Elaine FOSTER, Petitioner, v. MAYOR'S AGENT FOR HISTORIC PRESERVATION, Respondent.
An administrative law judge (ALJ), acting as the Mayor's agent for historic preservation, denied petitioner's application (on behalf of the Capitol House Condominium) for a permit to install a trash dumpster and recycling bins permanently on a public space, and to surround the dumpster/bins with a wooden fence. The ALJ, after an evidentiary hearing, found that the proposed installation would be inconsistent with the purposes of the Historic Landmark and Historic District Protection Act of 1978 (the Act), see particularly D.C.Code §§ 5-1001(b)(1)(A)-(B), -1005(f) (1994).1 We affirm essentially for the reasons stated by the ALJ.

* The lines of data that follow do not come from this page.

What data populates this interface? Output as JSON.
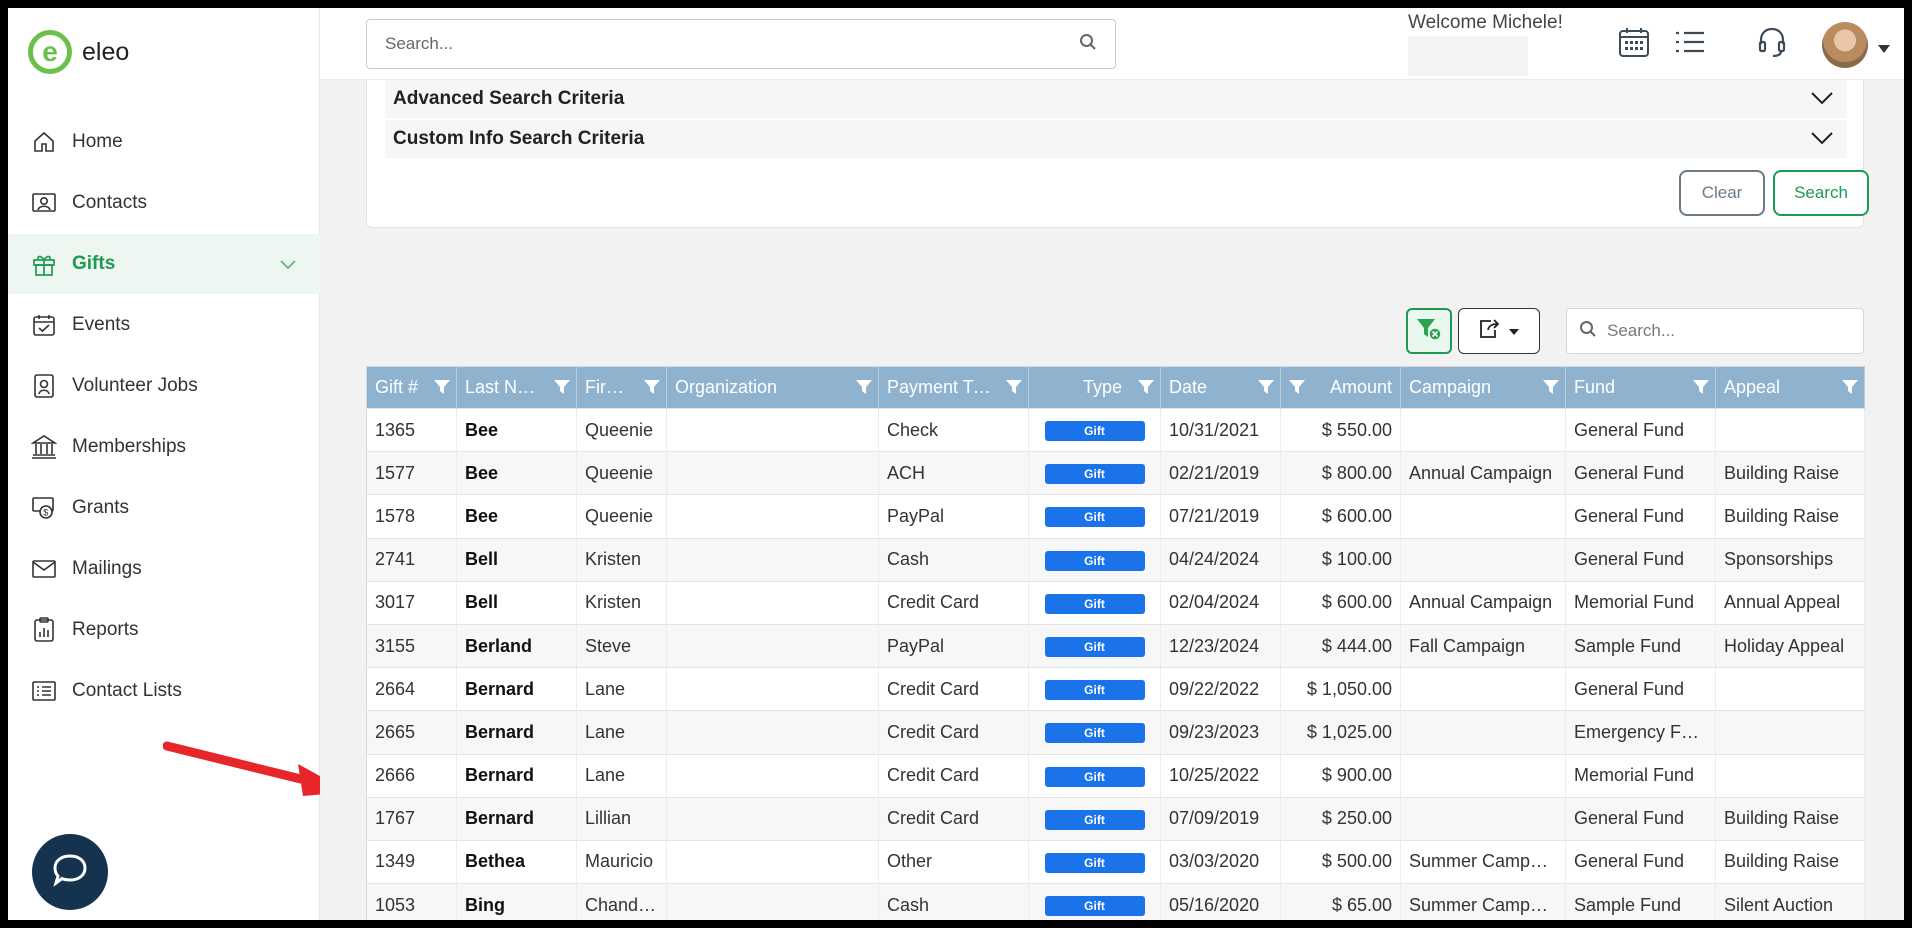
{
  "app": {
    "name": "eleo",
    "logo_letter": "e"
  },
  "sidebar": {
    "items": [
      {
        "label": "Home",
        "icon": "home-icon"
      },
      {
        "label": "Contacts",
        "icon": "contacts-icon"
      },
      {
        "label": "Gifts",
        "icon": "gift-icon",
        "active": true
      },
      {
        "label": "Events",
        "icon": "calendar-check-icon"
      },
      {
        "label": "Volunteer Jobs",
        "icon": "badge-icon"
      },
      {
        "label": "Memberships",
        "icon": "bank-icon"
      },
      {
        "label": "Grants",
        "icon": "money-icon"
      },
      {
        "label": "Mailings",
        "icon": "envelope-icon"
      },
      {
        "label": "Reports",
        "icon": "report-icon"
      },
      {
        "label": "Contact Lists",
        "icon": "list-icon"
      }
    ]
  },
  "topbar": {
    "search_placeholder": "Search...",
    "welcome": "Welcome Michele!"
  },
  "criteria": {
    "advanced": "Advanced Search Criteria",
    "custom": "Custom Info Search Criteria",
    "clear_label": "Clear",
    "search_label": "Search"
  },
  "grid_search_placeholder": "Search...",
  "table": {
    "columns": [
      "Gift #",
      "Last Na...",
      "First ...",
      "Organization",
      "Payment Type",
      "Type",
      "Date",
      "Amount",
      "Campaign",
      "Fund",
      "Appeal"
    ],
    "rows": [
      [
        "1365",
        "Bee",
        "Queenie",
        "",
        "Check",
        "Gift",
        "10/31/2021",
        "$ 550.00",
        "",
        "General Fund",
        ""
      ],
      [
        "1577",
        "Bee",
        "Queenie",
        "",
        "ACH",
        "Gift",
        "02/21/2019",
        "$ 800.00",
        "Annual Campaign",
        "General Fund",
        "Building Raise"
      ],
      [
        "1578",
        "Bee",
        "Queenie",
        "",
        "PayPal",
        "Gift",
        "07/21/2019",
        "$ 600.00",
        "",
        "General Fund",
        "Building Raise"
      ],
      [
        "2741",
        "Bell",
        "Kristen",
        "",
        "Cash",
        "Gift",
        "04/24/2024",
        "$ 100.00",
        "",
        "General Fund",
        "Sponsorships"
      ],
      [
        "3017",
        "Bell",
        "Kristen",
        "",
        "Credit Card",
        "Gift",
        "02/04/2024",
        "$ 600.00",
        "Annual Campaign",
        "Memorial Fund",
        "Annual Appeal"
      ],
      [
        "3155",
        "Berland",
        "Steve",
        "",
        "PayPal",
        "Gift",
        "12/23/2024",
        "$ 444.00",
        "Fall Campaign",
        "Sample Fund",
        "Holiday Appeal"
      ],
      [
        "2664",
        "Bernard",
        "Lane",
        "",
        "Credit Card",
        "Gift",
        "09/22/2022",
        "$ 1,050.00",
        "",
        "General Fund",
        ""
      ],
      [
        "2665",
        "Bernard",
        "Lane",
        "",
        "Credit Card",
        "Gift",
        "09/23/2023",
        "$ 1,025.00",
        "",
        "Emergency Fund",
        ""
      ],
      [
        "2666",
        "Bernard",
        "Lane",
        "",
        "Credit Card",
        "Gift",
        "10/25/2022",
        "$ 900.00",
        "",
        "Memorial Fund",
        ""
      ],
      [
        "1767",
        "Bernard",
        "Lillian",
        "",
        "Credit Card",
        "Gift",
        "07/09/2019",
        "$ 250.00",
        "",
        "General Fund",
        "Building Raise"
      ],
      [
        "1349",
        "Bethea",
        "Mauricio",
        "",
        "Other",
        "Gift",
        "03/03/2020",
        "$ 500.00",
        "Summer Campai...",
        "General Fund",
        "Building Raise"
      ],
      [
        "1053",
        "Bing",
        "Chandler",
        "",
        "Cash",
        "Gift",
        "05/16/2020",
        "$ 65.00",
        "Summer Campai...",
        "Sample Fund",
        "Silent Auction"
      ]
    ]
  },
  "colors": {
    "accent_green": "#1f9a55",
    "logo_green": "#6cc04a",
    "header_blue": "#8fb2cf",
    "badge_blue": "#1a73e8",
    "chat_navy": "#15324f",
    "arrow_red": "#e8262a"
  }
}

In her petition for review, petitioner broadly questions whether the Act applies to her permit request. But, as the ALJ determined, petitioner's request was “to alter the exterior or site of ․ a building or structure in an historic district,” § 5-1005(a) (emphasis added), and so fell within the requirements of the Act.2 Specifically, petitioner's request to install a 4′-thick concrete pad as a base for the dumpster and bins and surround them with a permanent fence was a site alteration within the meaning of the statute. Petitioner also argues that “historic character [D.C.Code § 5-1001(b)(1)(B) ] is nowhere defined [by the Act or regulations] and, in the instant case, appears to be anything that members of the HPRB [who recommended disapproval] want it to be.” To the contrary, the conclusion of the Mayor's agent that permanent installation of trash dumpsters on public space is inconsistent with preserving the sightliness and historic integrity of districts covered by the Act is reasonable and not in contravention of the statutory language, see, e.g., Nova Univ. v. Educational Inst. Licensure Comm'n, 483 A.2d 1172, 1190 (D.C.1984), and therefore must be sustained.3
Further, the ALJ reasonably concluded that petitioner's application did not meet the “special merit” requirements of D.C.Code §§ 5-1002(10), (11), see Committee of 100 on the Federal City v. District of Columbia Dep't of Consumer & Regulatory Affairs, 571 A.2d 195, 200 (D.C.1990), and that petitioner had not demonstrated “[u]nreasonable economic hardship” that would flow from denial of the permit. See Kalorama Heights Ltd. Partnership v. District of Columbia Dep't of Consumer & Regulatory Affairs, 655 A.2d 865, 871 (D.C.1995).
Finally, petitioner has made no showing of disparate treatment or discriminatory animus, see Bagley v. Foundation for the Preservation of Historic Georgetown, 647 A.2d 1110, 1114 & n. 10 (D.C.1994), sufficient to support her claim of denial of equal protection.4
1. Previously, the Historic Preservation Review Board had recommended disapproval of petitioner's permit application.
2. Referral of the permit request in the first instance to the Historic Preservation Review Board (HPRB) is supported by D.C.Code § 5-1005(b) and 24 DCMR § 200.7 (1985).
3. In a supplemental memorandum, the District calls our attention to regulations under 24 DCMR which spell out procedures for issuance of public space permits and provide specifically that “no permit for use of public space shall be issued without Committee [i.e., Public Space Committee] approval.” 24 DCMR § 200.4 (1985). The District asserts that these regulations harmonize with those governing historic preservation by “requir [ing] two levels of approval,” the second of which-by the Public Space Committee-was unnecessary here since the Mayor's agent for historic preservation had properly denied approval. Petitioner presents us with no argument or reason why the relationship of the two sets of regulations as described by the District is unreasonable. See Nova Univ., supra. Nor does she dispute the fact that the order of the Mayor's agent after a hearing presents a contested case for our review.
4. We likewise reject her claims of denial of due process and failure to give notice to the Advisory Neighborhood Commission.
Was this helpful?